Directions for this task. When a line of the records contains "Courier", copy it.

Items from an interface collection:
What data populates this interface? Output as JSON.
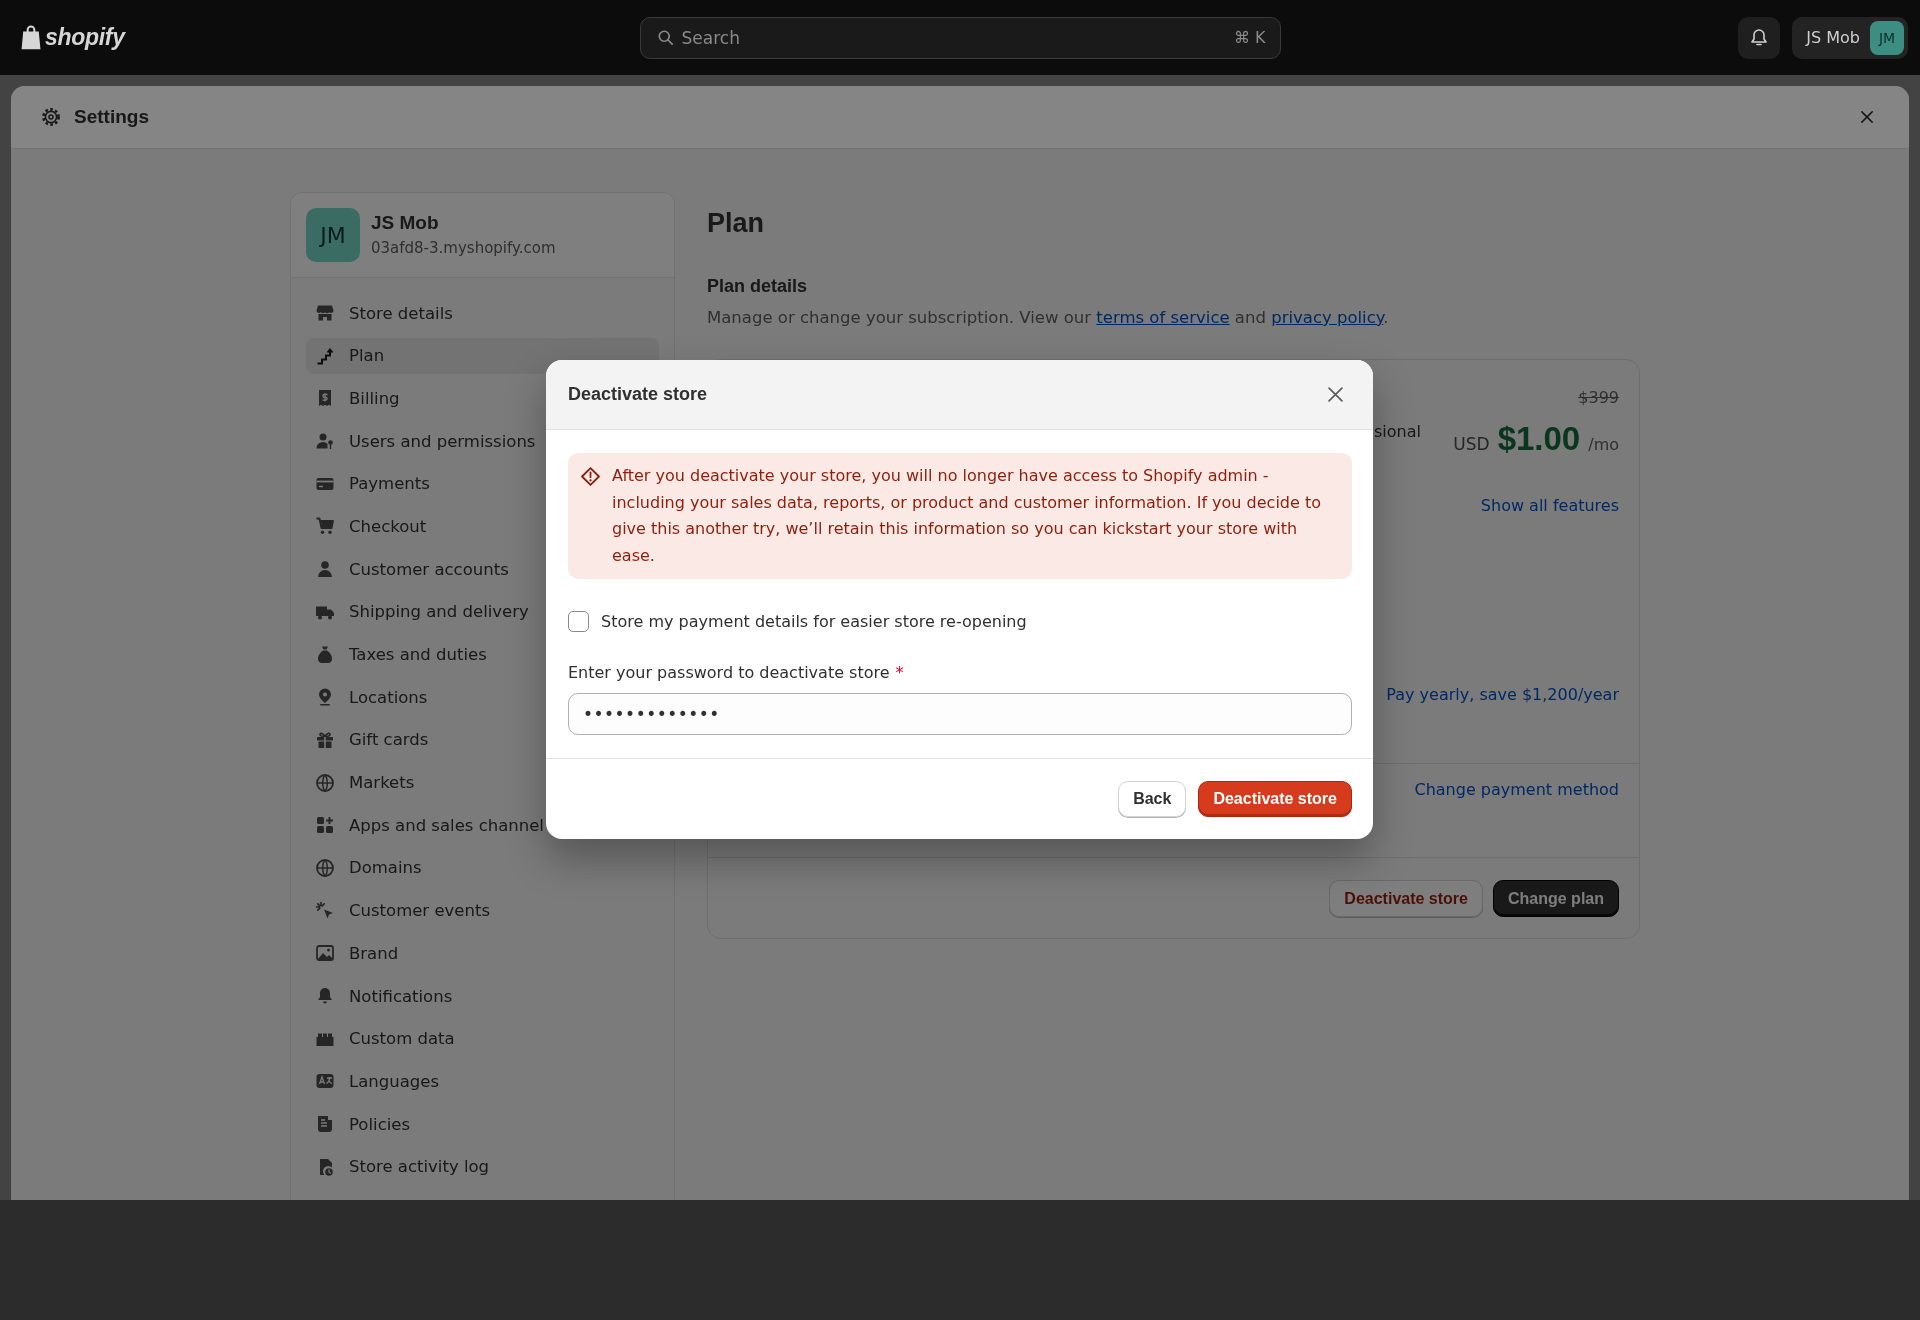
{
  "top_bar": {
    "logo_text": "shopify",
    "search": {
      "placeholder": "Search",
      "shortcut": "⌘ K"
    },
    "account": {
      "name": "JS Mob",
      "initials": "JM"
    }
  },
  "settings": {
    "title": "Settings",
    "sidebar": {
      "store": {
        "initials": "JM",
        "name": "JS Mob",
        "domain": "03afd8-3.myshopify.com"
      },
      "items": [
        {
          "label": "Store details",
          "selected": false
        },
        {
          "label": "Plan",
          "selected": true
        },
        {
          "label": "Billing",
          "selected": false
        },
        {
          "label": "Users and permissions",
          "selected": false
        },
        {
          "label": "Payments",
          "selected": false
        },
        {
          "label": "Checkout",
          "selected": false
        },
        {
          "label": "Customer accounts",
          "selected": false
        },
        {
          "label": "Shipping and delivery",
          "selected": false
        },
        {
          "label": "Taxes and duties",
          "selected": false
        },
        {
          "label": "Locations",
          "selected": false
        },
        {
          "label": "Gift cards",
          "selected": false
        },
        {
          "label": "Markets",
          "selected": false
        },
        {
          "label": "Apps and sales channel",
          "selected": false
        },
        {
          "label": "Domains",
          "selected": false
        },
        {
          "label": "Customer events",
          "selected": false
        },
        {
          "label": "Brand",
          "selected": false
        },
        {
          "label": "Notifications",
          "selected": false
        },
        {
          "label": "Custom data",
          "selected": false
        },
        {
          "label": "Languages",
          "selected": false
        },
        {
          "label": "Policies",
          "selected": false
        },
        {
          "label": "Store activity log",
          "selected": false
        }
      ]
    },
    "page": {
      "title": "Plan",
      "section_title": "Plan details",
      "description": [
        {
          "kind": "text",
          "text": "Manage or change your subscription. View our "
        },
        {
          "kind": "link",
          "text": "terms of service"
        },
        {
          "kind": "text",
          "text": " and "
        },
        {
          "kind": "link",
          "text": "privacy policy"
        },
        {
          "kind": "text",
          "text": "."
        }
      ],
      "plan_card": {
        "plan_name": "sional",
        "original_price": "$399",
        "currency": "USD",
        "price": "$1.00",
        "period": "/mo",
        "features_link": "Show all features",
        "yearly_link": "Pay yearly, save $1,200/year",
        "payment_link": "Change payment method",
        "buttons": [
          {
            "label": "Deactivate store",
            "kind": "critical"
          },
          {
            "label": "Change plan",
            "kind": "primary"
          }
        ]
      }
    }
  },
  "modal": {
    "title": "Deactivate store",
    "banner": {
      "text": "After you deactivate your store, you will no longer have access to Shopify admin - including your sales data, reports, or product and customer information. If you decide to give this another try, we’ll retain this information so you can kickstart your store with ease."
    },
    "checkbox": {
      "label": "Store my payment details for easier store re-opening",
      "checked": false
    },
    "password": {
      "label": "Enter your password to deactivate store",
      "required_mark": "*",
      "value": "•••••••••••••"
    },
    "buttons": [
      {
        "label": "Back",
        "kind": "secondary"
      },
      {
        "label": "Deactivate store",
        "kind": "destructive"
      }
    ]
  }
}
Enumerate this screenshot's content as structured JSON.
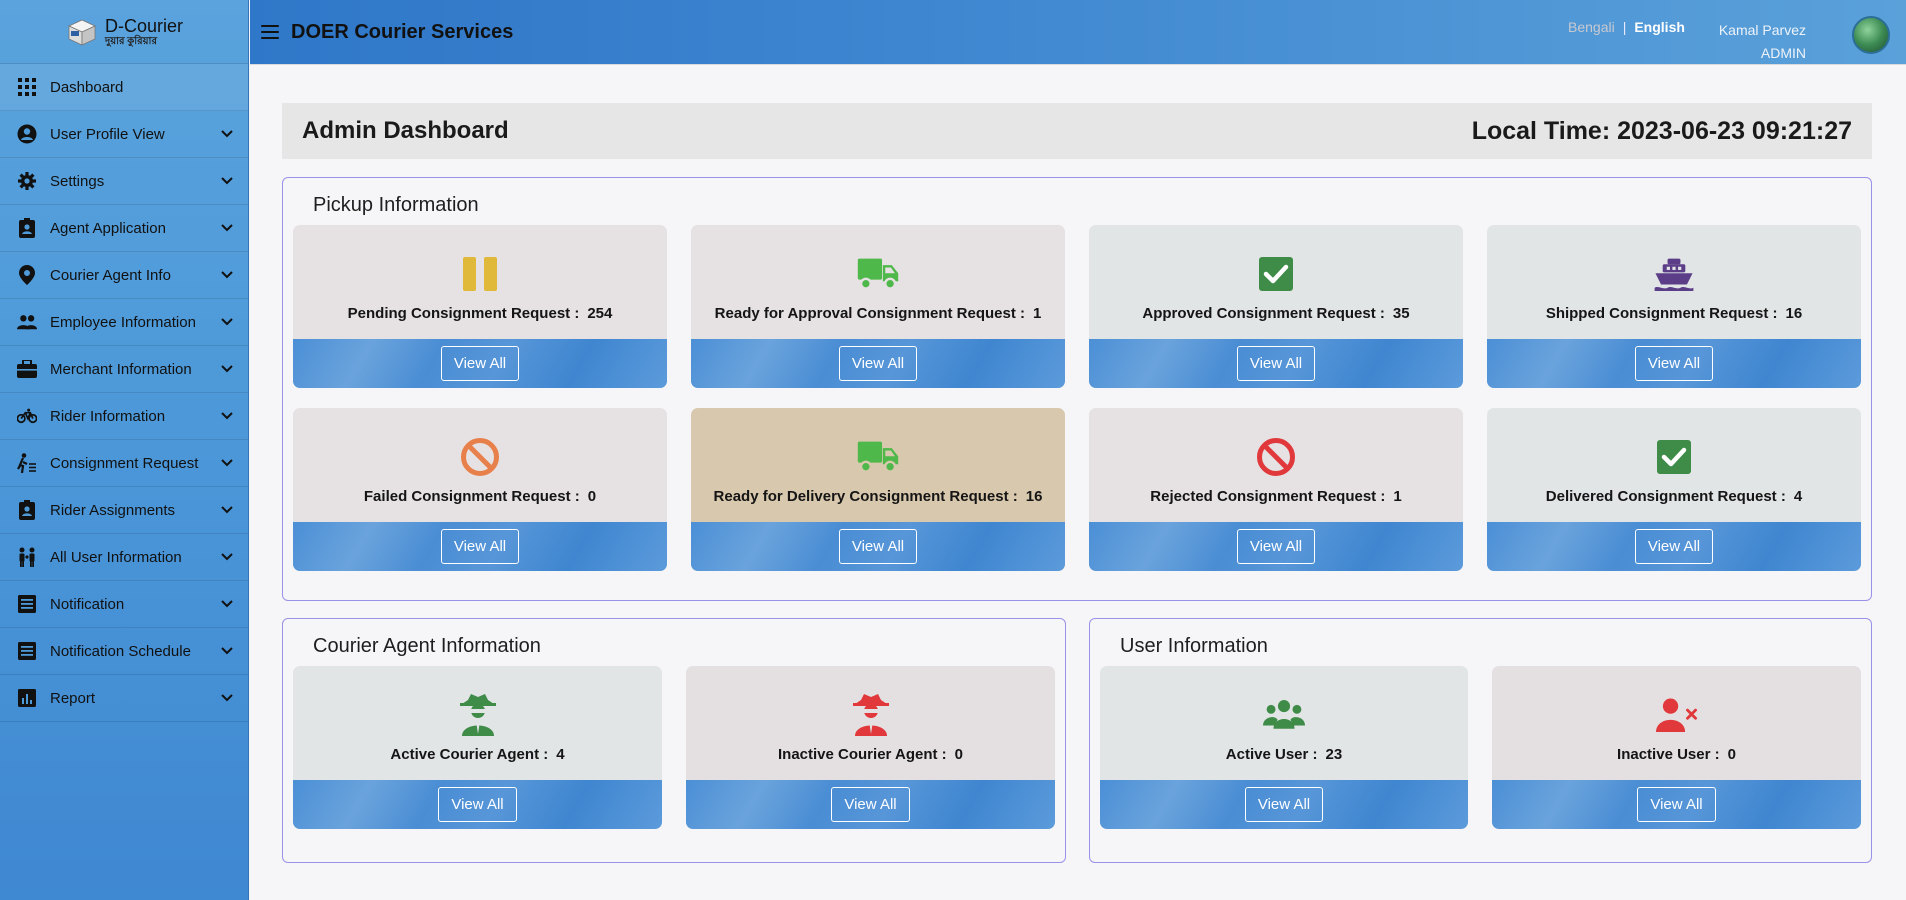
{
  "brand": {
    "name": "D-Courier",
    "sub": "দুয়ার কুরিয়ার"
  },
  "header": {
    "title": "DOER Courier Services",
    "lang_bn": "Bengali",
    "lang_sep": "|",
    "lang_en": "English",
    "user_name": "Kamal Parvez",
    "user_role": "ADMIN"
  },
  "sidebar": {
    "items": [
      {
        "label": "Dashboard"
      },
      {
        "label": "User Profile View"
      },
      {
        "label": "Settings"
      },
      {
        "label": "Agent Application"
      },
      {
        "label": "Courier Agent Info"
      },
      {
        "label": "Employee Information"
      },
      {
        "label": "Merchant Information"
      },
      {
        "label": "Rider Information"
      },
      {
        "label": "Consignment Request"
      },
      {
        "label": "Rider Assignments"
      },
      {
        "label": "All User Information"
      },
      {
        "label": "Notification"
      },
      {
        "label": "Notification Schedule"
      },
      {
        "label": "Report"
      }
    ]
  },
  "dashboard": {
    "title": "Admin Dashboard",
    "local_time": "Local Time: 2023-06-23 09:21:27"
  },
  "pickup": {
    "title": "Pickup Information",
    "cards": [
      {
        "label": "Pending Consignment Request :",
        "count": "254",
        "button": "View All"
      },
      {
        "label": "Ready for Approval Consignment Request :",
        "count": "1",
        "button": "View All"
      },
      {
        "label": "Approved Consignment Request :",
        "count": "35",
        "button": "View All"
      },
      {
        "label": "Shipped Consignment Request :",
        "count": "16",
        "button": "View All"
      },
      {
        "label": "Failed Consignment Request :",
        "count": "0",
        "button": "View All"
      },
      {
        "label": "Ready for Delivery Consignment Request :",
        "count": "16",
        "button": "View All"
      },
      {
        "label": "Rejected Consignment Request :",
        "count": "1",
        "button": "View All"
      },
      {
        "label": "Delivered Consignment Request :",
        "count": "4",
        "button": "View All"
      }
    ]
  },
  "agents": {
    "title": "Courier Agent Information",
    "cards": [
      {
        "label": "Active Courier Agent :",
        "count": "4",
        "button": "View All"
      },
      {
        "label": "Inactive Courier Agent :",
        "count": "0",
        "button": "View All"
      }
    ]
  },
  "users": {
    "title": "User Information",
    "cards": [
      {
        "label": "Active User :",
        "count": "23",
        "button": "View All"
      },
      {
        "label": "Inactive User :",
        "count": "0",
        "button": "View All"
      }
    ]
  },
  "colors": {
    "yellow": "#e0b93a",
    "green": "#4eb84a",
    "darkgreen": "#3f8b48",
    "purple": "#5b3e87",
    "orange": "#e8804b",
    "red": "#e0383b",
    "blue": "#4a8dd4"
  }
}
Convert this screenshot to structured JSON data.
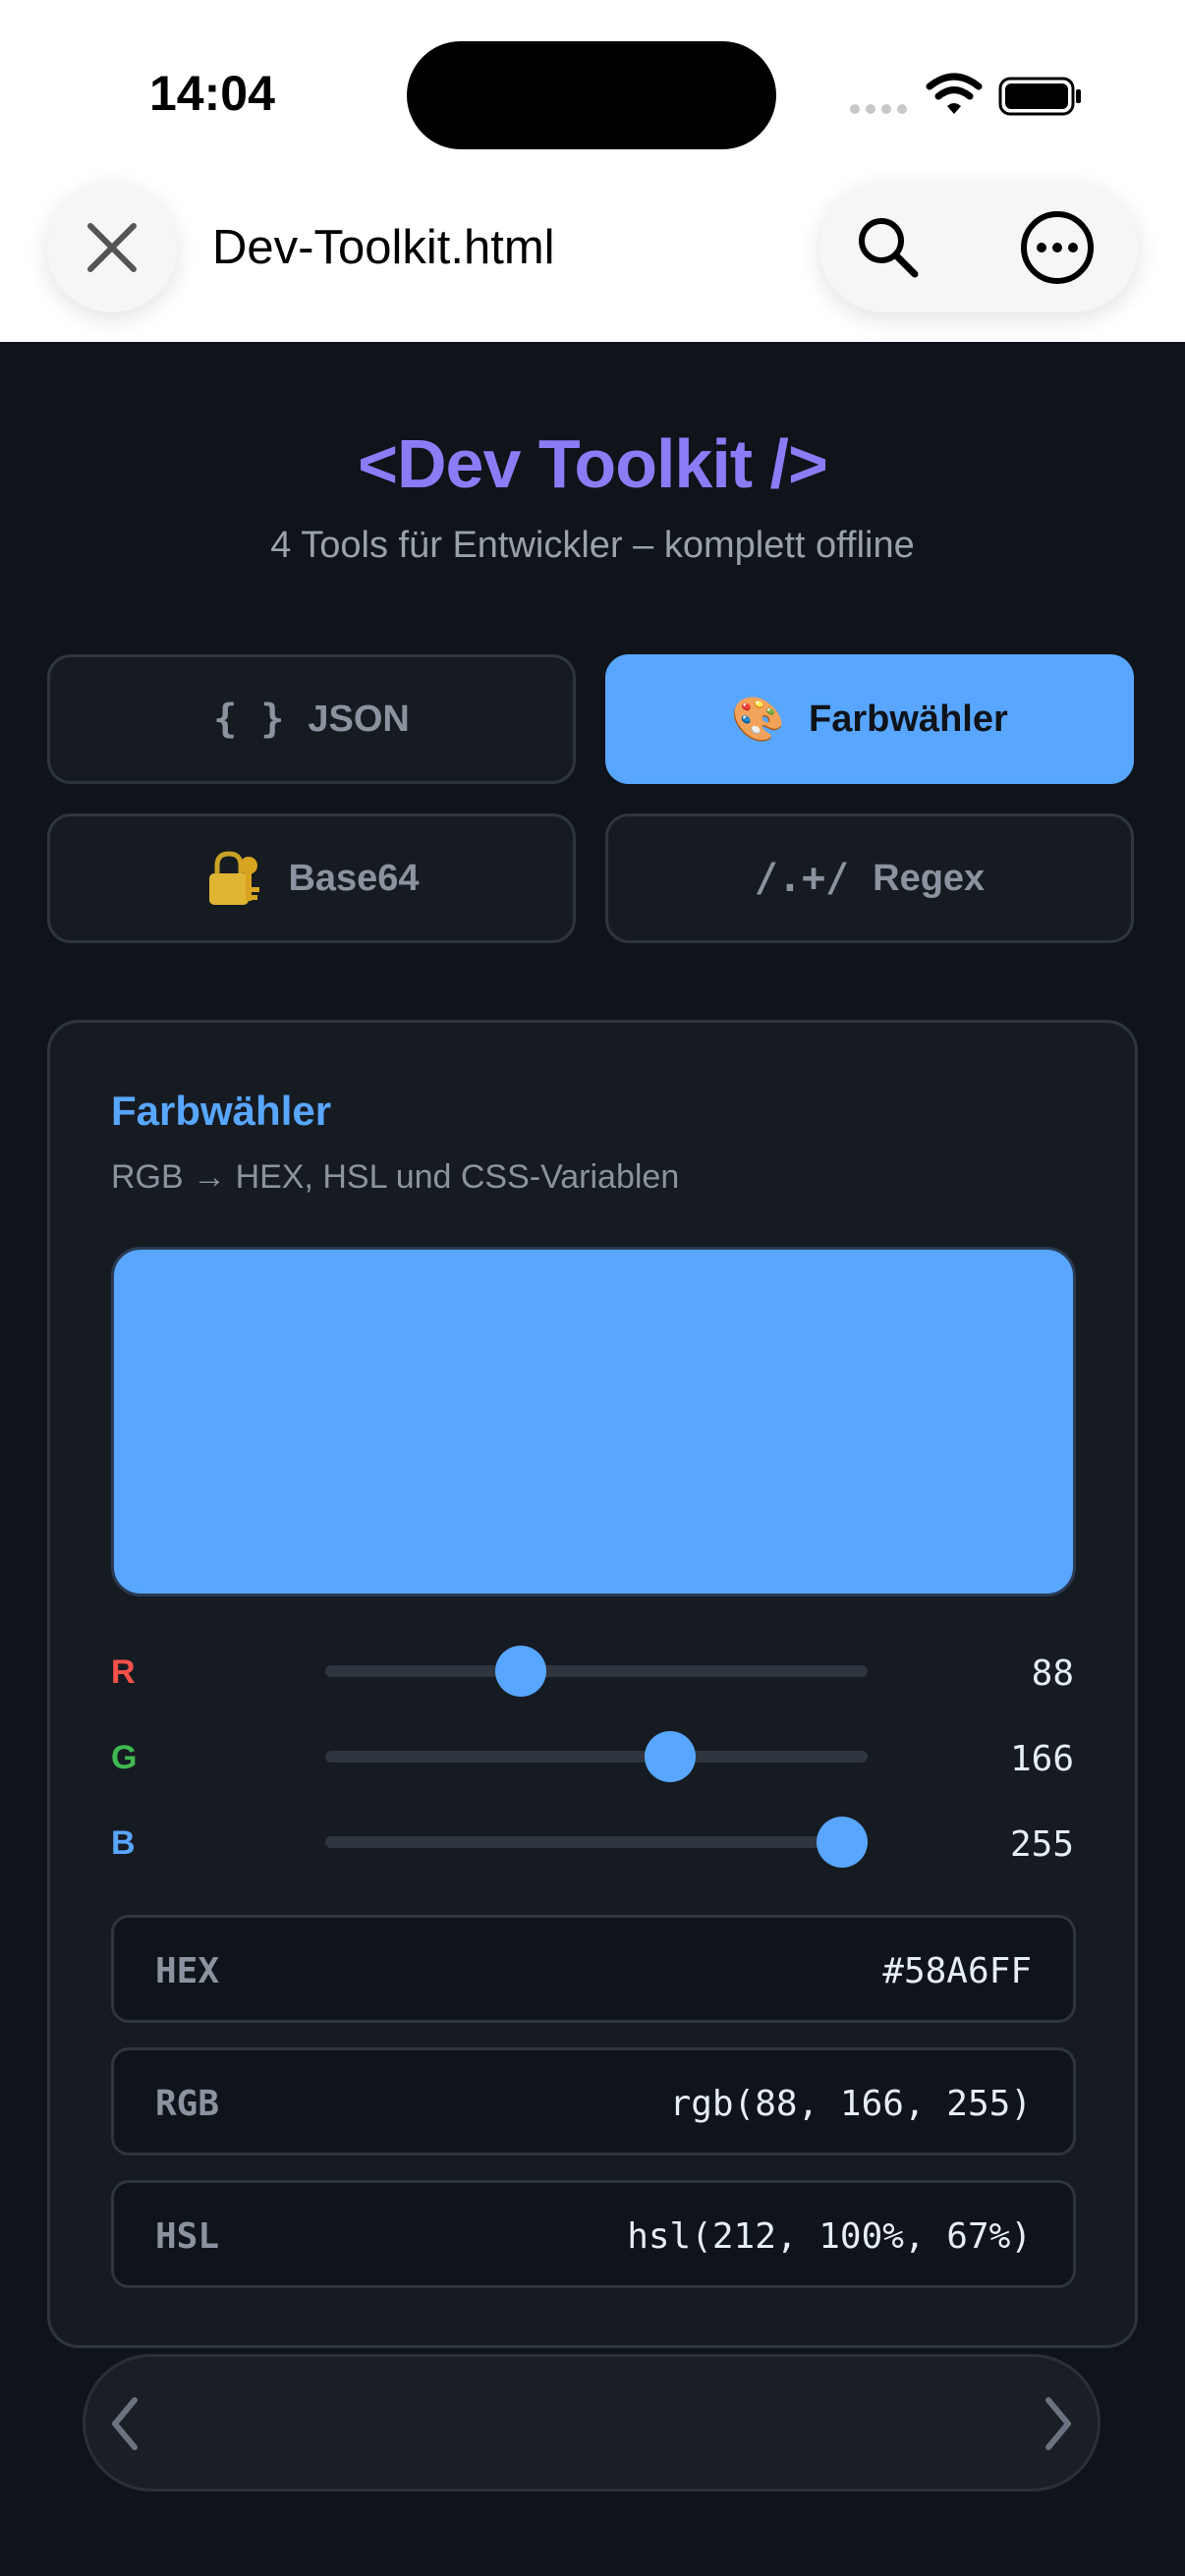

Solution to the exercise.
    "name": "D-Courier",
    "title": "DOER Courier Services",
        "label": "Courier Agent Info"
    "title": "Courier Agent Information",
        "label": "Active Courier Agent :",
        "label": "Inactive Courier Agent :",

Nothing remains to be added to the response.